* **Dataset excerpts**
----------------------------------------

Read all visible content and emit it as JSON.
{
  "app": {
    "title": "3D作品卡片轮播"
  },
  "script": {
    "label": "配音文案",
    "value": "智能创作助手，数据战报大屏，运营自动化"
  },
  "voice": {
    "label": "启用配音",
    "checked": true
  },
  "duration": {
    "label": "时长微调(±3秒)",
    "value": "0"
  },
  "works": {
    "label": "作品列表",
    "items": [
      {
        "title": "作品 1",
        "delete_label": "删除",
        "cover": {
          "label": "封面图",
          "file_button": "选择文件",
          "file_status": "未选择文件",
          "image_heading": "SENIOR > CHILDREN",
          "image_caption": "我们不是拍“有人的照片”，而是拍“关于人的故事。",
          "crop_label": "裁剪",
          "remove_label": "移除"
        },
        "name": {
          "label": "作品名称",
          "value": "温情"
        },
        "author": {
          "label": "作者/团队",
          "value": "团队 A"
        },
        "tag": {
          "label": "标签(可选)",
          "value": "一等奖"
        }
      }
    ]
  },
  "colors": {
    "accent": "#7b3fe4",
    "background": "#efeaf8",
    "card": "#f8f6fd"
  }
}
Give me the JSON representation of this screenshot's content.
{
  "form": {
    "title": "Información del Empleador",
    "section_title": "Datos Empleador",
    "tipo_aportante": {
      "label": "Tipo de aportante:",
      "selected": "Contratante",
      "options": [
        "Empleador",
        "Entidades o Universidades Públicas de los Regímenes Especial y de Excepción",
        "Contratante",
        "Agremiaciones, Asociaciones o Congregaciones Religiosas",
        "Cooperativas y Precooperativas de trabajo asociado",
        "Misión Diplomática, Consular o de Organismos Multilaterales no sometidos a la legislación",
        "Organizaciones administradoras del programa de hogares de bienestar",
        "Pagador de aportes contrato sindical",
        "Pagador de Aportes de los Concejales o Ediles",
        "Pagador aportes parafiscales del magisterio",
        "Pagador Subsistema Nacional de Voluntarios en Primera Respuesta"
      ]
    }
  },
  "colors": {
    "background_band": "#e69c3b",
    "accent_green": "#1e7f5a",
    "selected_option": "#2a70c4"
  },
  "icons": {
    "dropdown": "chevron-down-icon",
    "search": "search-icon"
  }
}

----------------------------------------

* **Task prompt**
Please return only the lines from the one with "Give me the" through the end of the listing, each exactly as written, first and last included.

* **Expected answer**
Give me the JSON representation of this screenshot's content.
{
  "form": {
    "title": "Información del Empleador",
    "section_title": "Datos Empleador",
    "tipo_aportante": {
      "label": "Tipo de aportante:",
      "selected": "Contratante",
      "options": [
        "Empleador",
        "Entidades o Universidades Públicas de los Regímenes Especial y de Excepción",
        "Contratante",
        "Agremiaciones, Asociaciones o Congregaciones Religiosas",
        "Cooperativas y Precooperativas de trabajo asociado",
        "Misión Diplomática, Consular o de Organismos Multilaterales no sometidos a la legislación",
        "Organizaciones administradoras del programa de hogares de bienestar",
        "Pagador de aportes contrato sindical",
        "Pagador de Aportes de los Concejales o Ediles",
        "Pagador aportes parafiscales del magisterio",
        "Pagador Subsistema Nacional de Voluntarios en Primera Respuesta"
      ]
    }
  },
  "colors": {
    "background_band": "#e69c3b",
    "accent_green": "#1e7f5a",
    "selected_option": "#2a70c4"
  },
  "icons": {
    "dropdown": "chevron-down-icon",
    "search": "search-icon"
  }
}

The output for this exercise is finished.